▶ [Source data]
- Opening Delimiter -

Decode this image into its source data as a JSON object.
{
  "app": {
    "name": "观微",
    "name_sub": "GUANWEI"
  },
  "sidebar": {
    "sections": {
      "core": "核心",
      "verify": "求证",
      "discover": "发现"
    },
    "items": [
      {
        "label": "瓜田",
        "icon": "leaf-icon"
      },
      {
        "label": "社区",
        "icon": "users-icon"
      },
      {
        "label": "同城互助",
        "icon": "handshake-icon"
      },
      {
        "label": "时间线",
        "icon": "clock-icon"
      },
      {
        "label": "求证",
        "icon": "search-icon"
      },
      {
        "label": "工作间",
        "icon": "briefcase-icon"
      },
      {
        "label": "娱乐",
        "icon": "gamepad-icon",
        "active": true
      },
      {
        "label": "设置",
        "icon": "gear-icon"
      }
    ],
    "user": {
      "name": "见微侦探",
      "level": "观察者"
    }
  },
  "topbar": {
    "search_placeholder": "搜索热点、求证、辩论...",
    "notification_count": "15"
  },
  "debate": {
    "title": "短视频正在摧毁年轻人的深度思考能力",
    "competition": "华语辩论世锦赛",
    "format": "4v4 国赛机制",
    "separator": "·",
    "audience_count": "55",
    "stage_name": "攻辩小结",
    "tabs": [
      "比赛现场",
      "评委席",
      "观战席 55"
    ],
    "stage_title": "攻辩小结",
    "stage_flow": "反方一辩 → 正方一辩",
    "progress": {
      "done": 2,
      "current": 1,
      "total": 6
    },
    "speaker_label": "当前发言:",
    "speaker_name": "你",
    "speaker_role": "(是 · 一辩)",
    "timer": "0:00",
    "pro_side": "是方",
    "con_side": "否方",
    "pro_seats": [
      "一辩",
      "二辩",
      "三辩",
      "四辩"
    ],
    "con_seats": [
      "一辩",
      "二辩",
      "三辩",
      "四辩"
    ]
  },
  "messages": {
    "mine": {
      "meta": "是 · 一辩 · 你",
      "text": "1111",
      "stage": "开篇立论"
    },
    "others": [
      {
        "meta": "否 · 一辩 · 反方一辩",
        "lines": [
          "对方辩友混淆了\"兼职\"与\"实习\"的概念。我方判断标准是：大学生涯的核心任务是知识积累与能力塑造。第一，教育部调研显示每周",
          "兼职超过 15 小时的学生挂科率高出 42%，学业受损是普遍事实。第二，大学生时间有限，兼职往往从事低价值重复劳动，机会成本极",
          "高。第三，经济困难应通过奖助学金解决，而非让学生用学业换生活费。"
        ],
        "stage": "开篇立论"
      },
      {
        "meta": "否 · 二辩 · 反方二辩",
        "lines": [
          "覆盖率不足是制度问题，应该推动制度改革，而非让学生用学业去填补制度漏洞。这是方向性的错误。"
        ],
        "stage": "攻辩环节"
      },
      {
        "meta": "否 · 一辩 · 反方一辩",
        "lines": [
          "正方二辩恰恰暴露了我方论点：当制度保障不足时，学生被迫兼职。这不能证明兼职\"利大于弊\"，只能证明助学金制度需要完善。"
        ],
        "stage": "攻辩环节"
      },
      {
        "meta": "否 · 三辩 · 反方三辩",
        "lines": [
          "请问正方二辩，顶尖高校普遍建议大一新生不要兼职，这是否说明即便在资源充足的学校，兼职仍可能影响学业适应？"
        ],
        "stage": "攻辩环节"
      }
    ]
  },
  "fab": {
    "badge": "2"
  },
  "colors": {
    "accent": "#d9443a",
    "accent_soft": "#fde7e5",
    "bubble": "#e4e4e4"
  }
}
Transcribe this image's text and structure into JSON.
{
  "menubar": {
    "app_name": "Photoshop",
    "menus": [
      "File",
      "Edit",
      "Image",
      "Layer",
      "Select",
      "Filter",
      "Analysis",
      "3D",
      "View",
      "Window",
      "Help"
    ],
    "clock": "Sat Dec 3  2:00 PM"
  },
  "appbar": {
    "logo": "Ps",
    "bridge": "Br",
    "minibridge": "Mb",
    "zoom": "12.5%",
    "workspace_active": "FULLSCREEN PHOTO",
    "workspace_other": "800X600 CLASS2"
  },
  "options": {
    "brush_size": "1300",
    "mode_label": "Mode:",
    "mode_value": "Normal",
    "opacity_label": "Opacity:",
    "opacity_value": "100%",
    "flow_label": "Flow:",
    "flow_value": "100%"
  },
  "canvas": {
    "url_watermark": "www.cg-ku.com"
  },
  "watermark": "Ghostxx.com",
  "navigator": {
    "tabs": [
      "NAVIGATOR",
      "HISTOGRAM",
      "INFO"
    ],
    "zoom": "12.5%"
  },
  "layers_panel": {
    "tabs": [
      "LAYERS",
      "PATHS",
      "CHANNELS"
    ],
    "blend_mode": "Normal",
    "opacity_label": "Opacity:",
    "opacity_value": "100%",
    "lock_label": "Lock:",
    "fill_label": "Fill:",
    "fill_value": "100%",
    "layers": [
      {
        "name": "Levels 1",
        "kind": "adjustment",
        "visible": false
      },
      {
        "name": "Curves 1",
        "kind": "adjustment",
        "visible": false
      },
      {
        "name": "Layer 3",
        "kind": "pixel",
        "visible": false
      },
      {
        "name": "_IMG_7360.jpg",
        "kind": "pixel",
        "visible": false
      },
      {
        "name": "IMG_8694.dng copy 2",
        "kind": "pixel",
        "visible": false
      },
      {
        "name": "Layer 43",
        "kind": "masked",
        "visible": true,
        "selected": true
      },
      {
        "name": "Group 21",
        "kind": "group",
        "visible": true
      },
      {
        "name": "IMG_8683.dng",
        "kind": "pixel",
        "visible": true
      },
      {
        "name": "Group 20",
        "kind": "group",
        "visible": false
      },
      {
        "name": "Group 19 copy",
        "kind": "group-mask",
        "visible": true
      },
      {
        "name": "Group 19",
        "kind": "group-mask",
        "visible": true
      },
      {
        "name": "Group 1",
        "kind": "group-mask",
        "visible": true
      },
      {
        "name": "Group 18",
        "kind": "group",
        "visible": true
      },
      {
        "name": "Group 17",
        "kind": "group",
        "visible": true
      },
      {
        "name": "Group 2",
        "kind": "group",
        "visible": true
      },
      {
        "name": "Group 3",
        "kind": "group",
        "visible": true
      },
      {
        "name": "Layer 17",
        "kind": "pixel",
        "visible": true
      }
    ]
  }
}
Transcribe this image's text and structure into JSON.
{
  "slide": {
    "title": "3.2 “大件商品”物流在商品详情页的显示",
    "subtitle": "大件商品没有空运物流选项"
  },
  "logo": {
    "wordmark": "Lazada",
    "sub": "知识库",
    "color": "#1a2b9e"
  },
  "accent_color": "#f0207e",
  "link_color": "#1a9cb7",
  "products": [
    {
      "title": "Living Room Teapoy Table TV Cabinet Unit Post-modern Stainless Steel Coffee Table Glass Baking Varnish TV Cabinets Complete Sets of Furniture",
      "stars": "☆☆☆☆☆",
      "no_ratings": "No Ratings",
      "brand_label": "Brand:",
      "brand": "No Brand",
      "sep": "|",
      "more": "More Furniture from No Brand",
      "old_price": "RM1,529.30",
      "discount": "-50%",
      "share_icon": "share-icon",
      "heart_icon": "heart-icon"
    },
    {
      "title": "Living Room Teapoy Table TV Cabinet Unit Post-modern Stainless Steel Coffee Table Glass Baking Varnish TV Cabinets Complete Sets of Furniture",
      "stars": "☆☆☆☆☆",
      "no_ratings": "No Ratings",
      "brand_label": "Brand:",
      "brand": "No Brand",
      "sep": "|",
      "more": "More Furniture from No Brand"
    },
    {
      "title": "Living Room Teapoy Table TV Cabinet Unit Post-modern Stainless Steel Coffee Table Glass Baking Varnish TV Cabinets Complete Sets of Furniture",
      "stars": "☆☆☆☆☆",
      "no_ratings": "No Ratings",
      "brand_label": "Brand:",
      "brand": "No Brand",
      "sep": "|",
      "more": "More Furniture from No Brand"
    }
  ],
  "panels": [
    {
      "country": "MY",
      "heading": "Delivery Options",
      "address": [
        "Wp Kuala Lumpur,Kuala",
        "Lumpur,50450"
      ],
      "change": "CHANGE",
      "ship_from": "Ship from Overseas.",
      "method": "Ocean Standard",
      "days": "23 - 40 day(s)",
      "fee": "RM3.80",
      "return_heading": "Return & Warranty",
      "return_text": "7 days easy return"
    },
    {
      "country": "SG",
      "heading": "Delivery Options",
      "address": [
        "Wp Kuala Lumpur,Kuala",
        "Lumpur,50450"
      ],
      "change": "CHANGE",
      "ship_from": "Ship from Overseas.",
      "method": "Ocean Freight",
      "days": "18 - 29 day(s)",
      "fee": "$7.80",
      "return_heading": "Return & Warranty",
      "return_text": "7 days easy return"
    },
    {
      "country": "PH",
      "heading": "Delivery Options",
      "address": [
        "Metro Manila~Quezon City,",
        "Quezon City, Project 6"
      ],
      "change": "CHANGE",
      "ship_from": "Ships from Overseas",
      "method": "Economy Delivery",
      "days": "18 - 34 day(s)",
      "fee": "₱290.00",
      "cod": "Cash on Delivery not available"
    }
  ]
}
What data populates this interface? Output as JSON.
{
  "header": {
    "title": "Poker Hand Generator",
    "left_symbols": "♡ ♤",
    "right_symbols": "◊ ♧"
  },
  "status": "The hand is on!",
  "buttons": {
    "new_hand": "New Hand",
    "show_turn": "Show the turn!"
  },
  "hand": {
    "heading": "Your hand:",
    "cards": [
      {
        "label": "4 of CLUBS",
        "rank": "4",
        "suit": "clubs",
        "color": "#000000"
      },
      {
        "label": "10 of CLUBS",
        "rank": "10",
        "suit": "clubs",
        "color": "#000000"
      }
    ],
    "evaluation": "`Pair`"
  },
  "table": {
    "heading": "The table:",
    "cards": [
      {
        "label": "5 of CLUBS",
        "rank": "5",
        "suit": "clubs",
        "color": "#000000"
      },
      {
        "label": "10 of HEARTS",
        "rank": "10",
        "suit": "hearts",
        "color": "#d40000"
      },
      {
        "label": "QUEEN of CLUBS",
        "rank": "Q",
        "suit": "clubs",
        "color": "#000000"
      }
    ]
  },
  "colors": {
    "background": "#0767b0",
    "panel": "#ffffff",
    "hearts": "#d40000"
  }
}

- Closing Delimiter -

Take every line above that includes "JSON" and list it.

Decode this image into its source data as a JSON object.
Transcribe this image's text and structure into JSON.
Transcribe this image's text and structure into JSON.
What data populates this interface? Output as JSON.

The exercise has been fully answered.